 Agostoni C, Decsi T, Fewtrell M, et al., ESPGHAN Committee on Nutrition. complementary feeding: a commentary by the ESPGHAN Committee on Nutrition. J Pediatr Gastroenterol Nutr 2008;46:99–110.
 Recommandations de l’OMS sur l’allaitement maternel jusqu’à 6 mois https://www.who.int/fr/health-topics/breastfeeding#tab=tab_2
 RÈGLEMENT (CE) No 1924/2006 DU PARLEMENT EUROPÉEN ET DU CONSEIL du 20 décembre 2006 concernant les allégations nutritionnelles et de santé portant sur les denrées alimentaires https://eur-lex.europa.eu/legal-content/FR/TXT/PDF/?uri=CELEX:02006R1924-20141213&rid=1
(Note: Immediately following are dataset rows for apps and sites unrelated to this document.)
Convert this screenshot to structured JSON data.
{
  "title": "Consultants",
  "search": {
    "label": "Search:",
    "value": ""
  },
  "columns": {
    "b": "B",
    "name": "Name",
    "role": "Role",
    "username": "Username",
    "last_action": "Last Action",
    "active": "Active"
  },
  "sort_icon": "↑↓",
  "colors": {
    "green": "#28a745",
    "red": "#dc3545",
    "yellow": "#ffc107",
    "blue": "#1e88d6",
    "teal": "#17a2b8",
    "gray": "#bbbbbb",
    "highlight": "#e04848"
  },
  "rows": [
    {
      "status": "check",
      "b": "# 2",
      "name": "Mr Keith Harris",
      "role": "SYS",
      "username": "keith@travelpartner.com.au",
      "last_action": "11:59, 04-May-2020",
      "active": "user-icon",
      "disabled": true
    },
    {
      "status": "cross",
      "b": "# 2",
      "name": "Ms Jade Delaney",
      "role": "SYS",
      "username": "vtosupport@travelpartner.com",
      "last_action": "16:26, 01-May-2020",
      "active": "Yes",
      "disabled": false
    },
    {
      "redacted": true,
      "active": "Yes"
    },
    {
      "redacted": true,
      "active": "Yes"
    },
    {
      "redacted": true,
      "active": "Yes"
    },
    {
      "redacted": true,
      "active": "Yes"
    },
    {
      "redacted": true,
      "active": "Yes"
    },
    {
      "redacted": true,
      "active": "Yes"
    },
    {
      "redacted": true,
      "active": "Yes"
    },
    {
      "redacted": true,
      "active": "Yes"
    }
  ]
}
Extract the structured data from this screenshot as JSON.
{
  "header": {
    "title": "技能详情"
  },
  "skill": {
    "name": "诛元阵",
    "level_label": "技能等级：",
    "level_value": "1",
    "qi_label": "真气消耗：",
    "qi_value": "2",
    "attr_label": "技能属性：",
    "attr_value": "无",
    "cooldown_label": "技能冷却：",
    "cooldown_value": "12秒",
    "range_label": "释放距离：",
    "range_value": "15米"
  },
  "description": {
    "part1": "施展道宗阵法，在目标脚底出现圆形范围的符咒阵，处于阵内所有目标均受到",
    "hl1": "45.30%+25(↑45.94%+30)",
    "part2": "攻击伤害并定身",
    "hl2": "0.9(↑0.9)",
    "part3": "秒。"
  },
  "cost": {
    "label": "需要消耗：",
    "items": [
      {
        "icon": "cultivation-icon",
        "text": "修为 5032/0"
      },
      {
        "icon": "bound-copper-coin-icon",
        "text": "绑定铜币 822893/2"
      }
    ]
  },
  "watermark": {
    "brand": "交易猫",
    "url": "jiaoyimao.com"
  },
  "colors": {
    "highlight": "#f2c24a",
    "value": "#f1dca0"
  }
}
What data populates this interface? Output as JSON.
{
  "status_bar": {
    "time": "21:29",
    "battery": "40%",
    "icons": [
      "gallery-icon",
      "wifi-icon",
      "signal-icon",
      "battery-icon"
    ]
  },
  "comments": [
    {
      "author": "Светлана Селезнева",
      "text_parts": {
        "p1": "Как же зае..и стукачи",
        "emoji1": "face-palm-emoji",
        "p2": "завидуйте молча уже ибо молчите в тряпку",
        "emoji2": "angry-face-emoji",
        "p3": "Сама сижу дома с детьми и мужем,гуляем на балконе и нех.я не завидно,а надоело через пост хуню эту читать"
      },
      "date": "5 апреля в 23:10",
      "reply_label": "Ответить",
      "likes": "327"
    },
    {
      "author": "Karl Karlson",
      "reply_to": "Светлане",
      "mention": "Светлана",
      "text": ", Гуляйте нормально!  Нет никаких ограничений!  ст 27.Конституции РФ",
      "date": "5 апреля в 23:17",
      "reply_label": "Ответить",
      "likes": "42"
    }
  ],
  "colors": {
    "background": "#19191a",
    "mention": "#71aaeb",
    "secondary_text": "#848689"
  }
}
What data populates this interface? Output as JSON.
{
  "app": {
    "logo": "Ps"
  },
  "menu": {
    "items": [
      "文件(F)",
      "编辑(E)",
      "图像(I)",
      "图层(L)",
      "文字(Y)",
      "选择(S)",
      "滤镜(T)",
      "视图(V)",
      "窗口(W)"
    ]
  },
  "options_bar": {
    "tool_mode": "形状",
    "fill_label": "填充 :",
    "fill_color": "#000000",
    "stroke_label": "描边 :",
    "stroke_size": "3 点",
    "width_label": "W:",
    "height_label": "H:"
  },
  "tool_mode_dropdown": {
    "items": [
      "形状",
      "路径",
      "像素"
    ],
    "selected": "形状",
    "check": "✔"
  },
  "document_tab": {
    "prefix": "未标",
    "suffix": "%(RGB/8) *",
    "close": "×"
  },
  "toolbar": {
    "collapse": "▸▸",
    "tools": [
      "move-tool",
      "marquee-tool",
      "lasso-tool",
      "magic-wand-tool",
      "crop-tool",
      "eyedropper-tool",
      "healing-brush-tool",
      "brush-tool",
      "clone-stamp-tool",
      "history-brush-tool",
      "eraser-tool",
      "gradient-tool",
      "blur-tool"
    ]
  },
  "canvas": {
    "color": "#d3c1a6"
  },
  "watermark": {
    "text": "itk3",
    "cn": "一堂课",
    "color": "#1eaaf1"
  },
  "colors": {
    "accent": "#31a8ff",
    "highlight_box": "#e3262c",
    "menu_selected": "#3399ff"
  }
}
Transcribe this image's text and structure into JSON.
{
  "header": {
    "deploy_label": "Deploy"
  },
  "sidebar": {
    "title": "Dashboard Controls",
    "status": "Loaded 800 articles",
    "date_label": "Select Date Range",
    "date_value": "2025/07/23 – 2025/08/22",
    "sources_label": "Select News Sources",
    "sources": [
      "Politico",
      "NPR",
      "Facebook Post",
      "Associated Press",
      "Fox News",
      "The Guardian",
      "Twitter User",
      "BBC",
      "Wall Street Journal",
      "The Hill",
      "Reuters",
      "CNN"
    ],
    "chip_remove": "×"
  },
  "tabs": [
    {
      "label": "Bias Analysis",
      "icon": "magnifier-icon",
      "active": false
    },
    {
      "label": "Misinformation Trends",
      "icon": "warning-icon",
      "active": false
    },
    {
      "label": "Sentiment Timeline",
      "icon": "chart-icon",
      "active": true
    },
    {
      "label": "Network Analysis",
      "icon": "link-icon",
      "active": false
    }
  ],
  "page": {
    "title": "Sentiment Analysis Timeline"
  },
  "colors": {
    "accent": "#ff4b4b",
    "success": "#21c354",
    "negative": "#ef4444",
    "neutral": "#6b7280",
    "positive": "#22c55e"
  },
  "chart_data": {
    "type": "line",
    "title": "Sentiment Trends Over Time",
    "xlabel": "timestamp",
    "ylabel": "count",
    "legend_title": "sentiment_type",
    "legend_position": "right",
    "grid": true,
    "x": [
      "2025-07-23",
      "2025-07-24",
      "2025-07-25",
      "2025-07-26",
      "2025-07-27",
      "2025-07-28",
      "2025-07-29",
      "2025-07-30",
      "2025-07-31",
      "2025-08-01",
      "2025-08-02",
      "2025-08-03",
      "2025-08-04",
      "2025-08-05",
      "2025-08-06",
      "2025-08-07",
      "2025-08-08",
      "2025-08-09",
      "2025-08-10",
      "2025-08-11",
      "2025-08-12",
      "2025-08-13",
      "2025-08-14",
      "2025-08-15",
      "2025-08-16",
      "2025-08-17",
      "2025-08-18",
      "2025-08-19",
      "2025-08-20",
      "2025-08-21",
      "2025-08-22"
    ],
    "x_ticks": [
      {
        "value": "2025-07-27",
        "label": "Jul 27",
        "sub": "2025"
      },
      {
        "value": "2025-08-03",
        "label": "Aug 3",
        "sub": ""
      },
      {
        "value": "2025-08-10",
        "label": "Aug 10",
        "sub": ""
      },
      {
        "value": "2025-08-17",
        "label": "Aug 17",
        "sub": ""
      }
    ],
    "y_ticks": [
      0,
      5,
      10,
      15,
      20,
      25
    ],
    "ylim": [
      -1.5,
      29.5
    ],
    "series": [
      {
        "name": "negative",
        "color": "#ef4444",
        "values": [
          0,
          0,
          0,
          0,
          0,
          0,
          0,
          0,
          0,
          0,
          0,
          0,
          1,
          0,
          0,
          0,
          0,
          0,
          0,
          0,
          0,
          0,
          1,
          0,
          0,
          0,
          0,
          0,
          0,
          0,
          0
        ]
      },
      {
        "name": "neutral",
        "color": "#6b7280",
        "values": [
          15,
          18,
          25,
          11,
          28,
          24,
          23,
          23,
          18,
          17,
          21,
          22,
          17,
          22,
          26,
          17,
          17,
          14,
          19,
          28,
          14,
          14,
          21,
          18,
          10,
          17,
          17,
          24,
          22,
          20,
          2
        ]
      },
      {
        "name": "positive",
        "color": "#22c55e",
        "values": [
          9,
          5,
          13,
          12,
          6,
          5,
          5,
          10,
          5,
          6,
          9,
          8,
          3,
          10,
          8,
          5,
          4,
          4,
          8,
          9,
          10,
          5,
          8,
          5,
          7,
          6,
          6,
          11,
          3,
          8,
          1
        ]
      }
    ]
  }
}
 Guides PNNS : mangerbouger.fr et article Ghisolfi J et al., Comité de Nutrition de la Société Française de Pédiatrie. Lait de vache ou lait de croissance : quel lait recommander pour les enfants en bas âge? Arch Pediatr 2011 ; 18 : 355-58.
 Tai EK et al. An update on adding docosahexaenoic acid (DHA) and arachidonic acid (AA) to baby formula. Food Funct 2013 ; 4 :1767-75.
 Anses. Actualisation des apports nutritionnels conseillés pour les acides gras. Rapport d’expertise collective. Mai 2011.
 Willatts P et al. Effects of long-chain PUFA supplementation in infant formula on cognitive function in later childhood. Am J Clin Nutr 2013 ; 98 (suppl) : 536S-42S.
 Hojsak, Young Child Formula: A Position Paper by the ESPGHAN Committee on Nutrition, 2018
 Arrêté du 11 avril 2008 relatif aux préparations pour nourrissons et aux préparations de suite
 Avis de l’Agence nationale de sécurité sanitaire de l’alimentation, de l’environnement et du travail relatif à l’actualisation des repères alimentaires du PNNS pour les enfants de 0 à 3 ans, 2019